In 1996, Blahyi had a dramatic encounter with Christ during one of the most brutal fights in the history of the Liberian war, an encounter many deemed similar to Apostle Paul’s conversion on the road to Damascus.
Jesus appeared to him as a blinding light and told him that he would die unless he repented of his sins, the Daily Mail reported.
Accepting Christ and asking forgiveness for his sins, Blahyi promptly laid down his weapons, left behind his soldiers, and went to a refugee camp in Ghana where he began his conversion process.
Now preaching where he once murdered, Blahyi hopes to rebuild the people whom he once hurt, advocating peace and not violence.
“It’s the toughest moment in my life to see somebody who I hurt in the past,” Blahyi reflected in the film. “There are thousands of people that can stand up here and say, this is what he did to me, this is what he did to my brother. I’m guilty. I’m 100 percent guilty for all the things I did in the past.”
“I’m sorry. I’m sorry,” he repeated. Though many believed in Blahyi’s repentance and transformation, a few believe he is lying.
Despite their doubts, however, the former warlord continues to prove his turnaround through his actions, tirelessly preaching the Gospel to everyone he comes across.
He is currently the president and founder of the End Time Train Evangelistic Ministries in Ghana, which he founded in 1999, existing to shine the light of Christ in remote parts of Africa, including Togo, Benin Republic, Nigeria, Chile Republic, Guinea, and Liberia, his home land.
He returned to Liberia after six years of living in exile in 2004 and assisted in the disarmament process for one year, according to his ministry’s website, before returning back to the refugee camp in Ghana.
Three years later, he traveled back to his home country with a desire to return to Liberia with his family, which consisted of his wife, Josie, and their four children.
During that period, Blahyi agreed to admit his crimes before Liberia’s Truth and Reconciliation Commission, an act very few warlords agreed to do, though he did not know what the consequences of his confession would be.
“I went to the TRC because I wanted to reconcile with my country and be free of my conscience,” he shared in an excerpt. “And the fate turned out that they recommended amnesty for me.”
After he was recommended amnesty, however, Blahyi received several death threats from other warlords and fled to Ghana as a result.

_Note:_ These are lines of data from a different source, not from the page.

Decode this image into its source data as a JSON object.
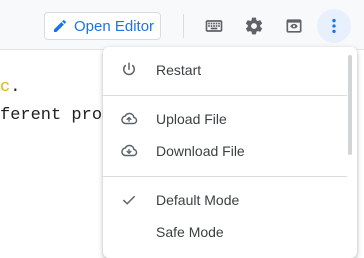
{
  "toolbar": {
    "open_editor_label": "Open Editor",
    "icons": [
      "pencil-icon",
      "keyboard-icon",
      "gear-icon",
      "preview-window-icon",
      "more-vertical-icon"
    ]
  },
  "code": {
    "line1_char": "c",
    "line1_rest": ".",
    "line2": "ferent pro"
  },
  "menu": {
    "restart": "Restart",
    "upload_file": "Upload File",
    "download_file": "Download File",
    "default_mode": "Default Mode",
    "safe_mode": "Safe Mode",
    "selected_mode": "Default Mode"
  },
  "colors": {
    "accent": "#1a73e8",
    "active_bg": "#e8f0fe",
    "icon": "#5f6368",
    "text": "#3c4043"
  }
}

He has now returned to Liberia, preaching the truth of Jesus Christ to his people and teaching the broken about God’s infinite mercy and hope for mankind for sinners like himself.
The film will air on the Documentary Channel on Jan. 22.
PBS NewsHour ended their yearlong collaboration with The Economist magazine this week, highlighting the work of independent documentary filmmakers through The Economist Film Project.
Though they received more than a thousand documentary submissions, they chose only 19 films to showcase, ranging from skateboarding in Afghanistan to art made in the world’s largest landfill in Brazil.